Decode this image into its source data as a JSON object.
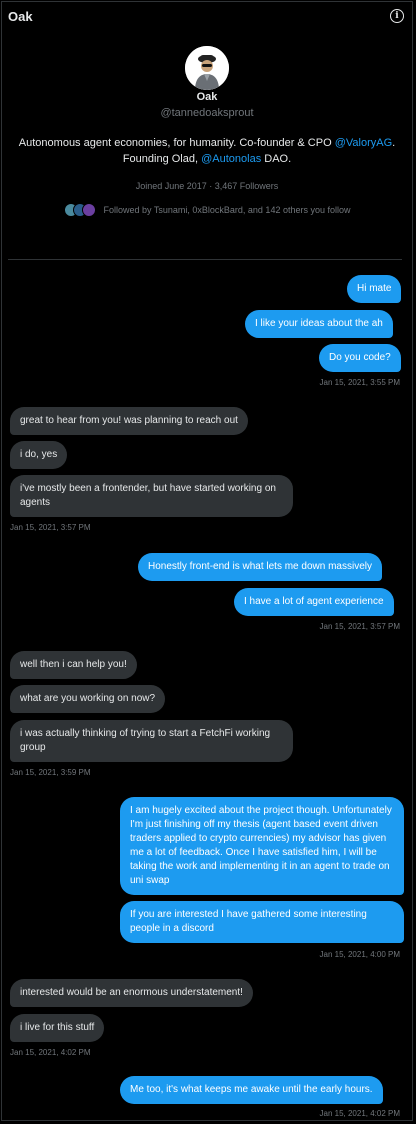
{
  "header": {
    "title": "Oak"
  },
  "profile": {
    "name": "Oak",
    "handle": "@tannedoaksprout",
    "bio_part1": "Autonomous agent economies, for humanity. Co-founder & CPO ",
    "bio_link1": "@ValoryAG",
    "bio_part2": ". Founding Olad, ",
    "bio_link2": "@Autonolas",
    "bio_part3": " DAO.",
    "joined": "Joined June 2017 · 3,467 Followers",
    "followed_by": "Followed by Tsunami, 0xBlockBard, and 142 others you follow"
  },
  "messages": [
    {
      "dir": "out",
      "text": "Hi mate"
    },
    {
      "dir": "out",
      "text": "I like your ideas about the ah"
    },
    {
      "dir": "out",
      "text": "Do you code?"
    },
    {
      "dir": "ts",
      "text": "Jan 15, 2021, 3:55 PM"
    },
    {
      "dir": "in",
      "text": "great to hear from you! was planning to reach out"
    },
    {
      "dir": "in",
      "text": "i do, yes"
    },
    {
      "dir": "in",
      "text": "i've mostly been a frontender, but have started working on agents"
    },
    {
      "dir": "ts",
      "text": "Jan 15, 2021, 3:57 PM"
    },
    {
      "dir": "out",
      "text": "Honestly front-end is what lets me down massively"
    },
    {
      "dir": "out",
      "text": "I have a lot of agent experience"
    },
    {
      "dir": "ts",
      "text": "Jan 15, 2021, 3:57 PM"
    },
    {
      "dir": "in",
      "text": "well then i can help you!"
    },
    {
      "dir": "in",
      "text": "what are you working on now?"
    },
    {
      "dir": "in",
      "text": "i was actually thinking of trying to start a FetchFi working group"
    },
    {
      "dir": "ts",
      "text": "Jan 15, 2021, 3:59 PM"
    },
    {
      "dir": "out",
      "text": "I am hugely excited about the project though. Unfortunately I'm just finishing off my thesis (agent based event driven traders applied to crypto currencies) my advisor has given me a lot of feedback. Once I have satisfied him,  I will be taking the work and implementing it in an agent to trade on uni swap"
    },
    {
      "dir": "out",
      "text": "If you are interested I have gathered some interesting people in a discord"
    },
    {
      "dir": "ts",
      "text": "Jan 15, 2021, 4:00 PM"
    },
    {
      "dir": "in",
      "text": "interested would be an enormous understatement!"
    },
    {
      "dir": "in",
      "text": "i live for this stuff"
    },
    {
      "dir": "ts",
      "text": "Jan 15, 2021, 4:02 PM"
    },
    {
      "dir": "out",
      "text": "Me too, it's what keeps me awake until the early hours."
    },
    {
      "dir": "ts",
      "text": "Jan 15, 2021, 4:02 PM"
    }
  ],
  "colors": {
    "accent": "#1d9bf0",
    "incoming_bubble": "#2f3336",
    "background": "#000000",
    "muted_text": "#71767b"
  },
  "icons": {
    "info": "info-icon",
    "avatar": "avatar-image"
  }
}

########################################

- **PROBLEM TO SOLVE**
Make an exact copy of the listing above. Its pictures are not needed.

- **RESULT OF THIS EXERCISE**
Decode this image into its source data as a JSON object.
{
  "header": {
    "title": "Oak"
  },
  "profile": {
    "name": "Oak",
    "handle": "@tannedoaksprout",
    "bio_part1": "Autonomous agent economies, for humanity. Co-founder & CPO ",
    "bio_link1": "@ValoryAG",
    "bio_part2": ". Founding Olad, ",
    "bio_link2": "@Autonolas",
    "bio_part3": " DAO.",
    "joined": "Joined June 2017 · 3,467 Followers",
    "followed_by": "Followed by Tsunami, 0xBlockBard, and 142 others you follow"
  },
  "messages": [
    {
      "dir": "out",
      "text": "Hi mate"
    },
    {
      "dir": "out",
      "text": "I like your ideas about the ah"
    },
    {
      "dir": "out",
      "text": "Do you code?"
    },
    {
      "dir": "ts",
      "text": "Jan 15, 2021, 3:55 PM"
    },
    {
      "dir": "in",
      "text": "great to hear from you! was planning to reach out"
    },
    {
      "dir": "in",
      "text": "i do, yes"
    },
    {
      "dir": "in",
      "text": "i've mostly been a frontender, but have started working on agents"
    },
    {
      "dir": "ts",
      "text": "Jan 15, 2021, 3:57 PM"
    },
    {
      "dir": "out",
      "text": "Honestly front-end is what lets me down massively"
    },
    {
      "dir": "out",
      "text": "I have a lot of agent experience"
    },
    {
      "dir": "ts",
      "text": "Jan 15, 2021, 3:57 PM"
    },
    {
      "dir": "in",
      "text": "well then i can help you!"
    },
    {
      "dir": "in",
      "text": "what are you working on now?"
    },
    {
      "dir": "in",
      "text": "i was actually thinking of trying to start a FetchFi working group"
    },
    {
      "dir": "ts",
      "text": "Jan 15, 2021, 3:59 PM"
    },
    {
      "dir": "out",
      "text": "I am hugely excited about the project though. Unfortunately I'm just finishing off my thesis (agent based event driven traders applied to crypto currencies) my advisor has given me a lot of feedback. Once I have satisfied him,  I will be taking the work and implementing it in an agent to trade on uni swap"
    },
    {
      "dir": "out",
      "text": "If you are interested I have gathered some interesting people in a discord"
    },
    {
      "dir": "ts",
      "text": "Jan 15, 2021, 4:00 PM"
    },
    {
      "dir": "in",
      "text": "interested would be an enormous understatement!"
    },
    {
      "dir": "in",
      "text": "i live for this stuff"
    },
    {
      "dir": "ts",
      "text": "Jan 15, 2021, 4:02 PM"
    },
    {
      "dir": "out",
      "text": "Me too, it's what keeps me awake until the early hours."
    },
    {
      "dir": "ts",
      "text": "Jan 15, 2021, 4:02 PM"
    }
  ],
  "colors": {
    "accent": "#1d9bf0",
    "incoming_bubble": "#2f3336",
    "background": "#000000",
    "muted_text": "#71767b"
  },
  "icons": {
    "info": "info-icon",
    "avatar": "avatar-image"
  }
}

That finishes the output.